I will appreciate your urgent response in this regard. Thanks for your anticipated cooperation.

Yours faithfully,


Monday, December 1, 2008

Today's Grammar Gripes

You've heard it said many times, many ways -- no, not "Merry Christmas" -- but "English is a living language, always changing with the times."

I vote "NO!" With one disclaimer. I do not believe we should still be speaking The Bard's English. All those "doths" and "dosts" can cramp a person's style. But I do believe that we should try to protect the current form of our language from assault and battery.

One would think newscasters, whether on TV or on the radio, would be paragons of proper English, but regrettably, they are not.

Here's one gripe: One announcer seizes on a quirky pronunciation, and before long, they're all using it. For instance, take "divisive." It means, roughly, "tending to divide." Nobody says "dividd," do they? So why, particularly during the national campaigns, did we hear so much of things being "di-VISS-ive?" Webster's dictionary never heard of this pronunciation.

Here are three more offenses, all heard on the local news:

Snuck - Yuck. Even an NPR reporter was guilty of this Mortimer Snerd word.

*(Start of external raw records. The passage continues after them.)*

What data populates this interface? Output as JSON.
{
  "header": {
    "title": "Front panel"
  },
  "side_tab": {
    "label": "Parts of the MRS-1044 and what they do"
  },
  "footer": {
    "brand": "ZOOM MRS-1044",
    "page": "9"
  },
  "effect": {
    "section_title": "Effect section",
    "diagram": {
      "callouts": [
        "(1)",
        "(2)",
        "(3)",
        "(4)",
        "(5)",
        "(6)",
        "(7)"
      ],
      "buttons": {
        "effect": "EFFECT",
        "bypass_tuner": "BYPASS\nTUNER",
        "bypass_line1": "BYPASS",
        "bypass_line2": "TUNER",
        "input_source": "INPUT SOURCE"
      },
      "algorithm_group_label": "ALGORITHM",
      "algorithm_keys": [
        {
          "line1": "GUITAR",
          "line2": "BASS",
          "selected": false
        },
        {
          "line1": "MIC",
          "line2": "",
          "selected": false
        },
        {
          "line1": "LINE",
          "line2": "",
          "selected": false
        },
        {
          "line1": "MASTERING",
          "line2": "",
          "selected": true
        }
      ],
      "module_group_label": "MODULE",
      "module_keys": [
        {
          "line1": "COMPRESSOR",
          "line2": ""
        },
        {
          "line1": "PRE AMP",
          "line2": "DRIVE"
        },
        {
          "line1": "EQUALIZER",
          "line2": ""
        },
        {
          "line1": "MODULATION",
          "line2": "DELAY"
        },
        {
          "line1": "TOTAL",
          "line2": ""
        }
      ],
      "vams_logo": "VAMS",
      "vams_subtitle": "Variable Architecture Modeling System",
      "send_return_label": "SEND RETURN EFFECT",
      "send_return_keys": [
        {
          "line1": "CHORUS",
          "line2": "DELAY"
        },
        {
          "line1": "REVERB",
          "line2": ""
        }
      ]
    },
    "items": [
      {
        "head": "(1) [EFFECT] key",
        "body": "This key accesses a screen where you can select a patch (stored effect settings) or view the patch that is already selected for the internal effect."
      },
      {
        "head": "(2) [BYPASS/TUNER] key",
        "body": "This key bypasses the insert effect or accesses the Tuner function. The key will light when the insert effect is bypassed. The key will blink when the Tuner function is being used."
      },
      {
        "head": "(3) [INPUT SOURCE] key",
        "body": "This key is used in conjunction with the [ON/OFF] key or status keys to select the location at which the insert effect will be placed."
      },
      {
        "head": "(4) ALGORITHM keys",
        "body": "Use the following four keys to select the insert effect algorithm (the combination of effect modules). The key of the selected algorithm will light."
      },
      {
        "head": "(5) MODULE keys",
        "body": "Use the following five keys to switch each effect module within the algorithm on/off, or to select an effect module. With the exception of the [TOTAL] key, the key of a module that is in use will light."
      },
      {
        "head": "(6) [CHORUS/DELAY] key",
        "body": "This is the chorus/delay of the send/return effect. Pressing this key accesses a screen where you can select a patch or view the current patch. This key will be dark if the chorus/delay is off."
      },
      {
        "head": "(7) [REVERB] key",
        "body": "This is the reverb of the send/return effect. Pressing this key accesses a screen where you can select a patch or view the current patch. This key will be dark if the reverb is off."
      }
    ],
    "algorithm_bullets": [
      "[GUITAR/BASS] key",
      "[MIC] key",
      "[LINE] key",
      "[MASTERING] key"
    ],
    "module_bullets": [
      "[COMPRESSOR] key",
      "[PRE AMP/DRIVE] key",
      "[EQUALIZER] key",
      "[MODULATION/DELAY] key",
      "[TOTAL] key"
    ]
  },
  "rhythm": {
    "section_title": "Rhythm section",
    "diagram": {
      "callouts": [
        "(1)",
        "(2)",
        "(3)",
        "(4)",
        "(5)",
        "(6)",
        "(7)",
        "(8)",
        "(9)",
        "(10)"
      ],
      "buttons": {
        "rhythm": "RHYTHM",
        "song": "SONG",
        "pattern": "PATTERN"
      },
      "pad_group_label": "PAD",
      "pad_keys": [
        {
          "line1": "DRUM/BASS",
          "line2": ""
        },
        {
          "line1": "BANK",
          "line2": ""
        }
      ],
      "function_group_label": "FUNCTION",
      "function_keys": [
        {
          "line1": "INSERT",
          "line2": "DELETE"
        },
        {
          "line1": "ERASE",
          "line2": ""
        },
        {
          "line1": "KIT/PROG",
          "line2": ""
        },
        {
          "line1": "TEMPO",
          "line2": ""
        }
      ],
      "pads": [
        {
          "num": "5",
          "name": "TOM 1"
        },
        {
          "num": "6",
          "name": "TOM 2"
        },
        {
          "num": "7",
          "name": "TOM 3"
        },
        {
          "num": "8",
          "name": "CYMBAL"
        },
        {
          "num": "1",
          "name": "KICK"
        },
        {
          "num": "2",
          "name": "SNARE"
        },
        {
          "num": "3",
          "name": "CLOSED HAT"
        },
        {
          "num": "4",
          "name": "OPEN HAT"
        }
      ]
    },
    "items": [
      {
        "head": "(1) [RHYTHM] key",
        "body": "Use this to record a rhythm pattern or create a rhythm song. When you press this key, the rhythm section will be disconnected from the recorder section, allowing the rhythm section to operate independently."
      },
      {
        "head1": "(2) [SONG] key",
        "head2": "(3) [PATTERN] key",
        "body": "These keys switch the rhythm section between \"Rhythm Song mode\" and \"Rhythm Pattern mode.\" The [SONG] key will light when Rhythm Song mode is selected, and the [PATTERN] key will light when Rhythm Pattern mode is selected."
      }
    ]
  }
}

The past tense of "sneak" is "sneaked."

Busted - As in "Windows were busted out..." Doesn't "broken" sound better, and more accurate? "Busted" means, in popular usage, "caught red-handed," or "taken to the pokey."

Hung - As in "The criminal was hung at dawn." Well, "hung" in the vernacular means he was well-endowed in the manly parts department. So I suppose that criminal was hung at dawn, at noon and at sundown, too. However, if he was executed via hanging, then he was "hanged."

If you have pet English usage gripes, let me know. Otherwise, I imagine I'll hear more on TV or radio ere long. Hang loose(ly).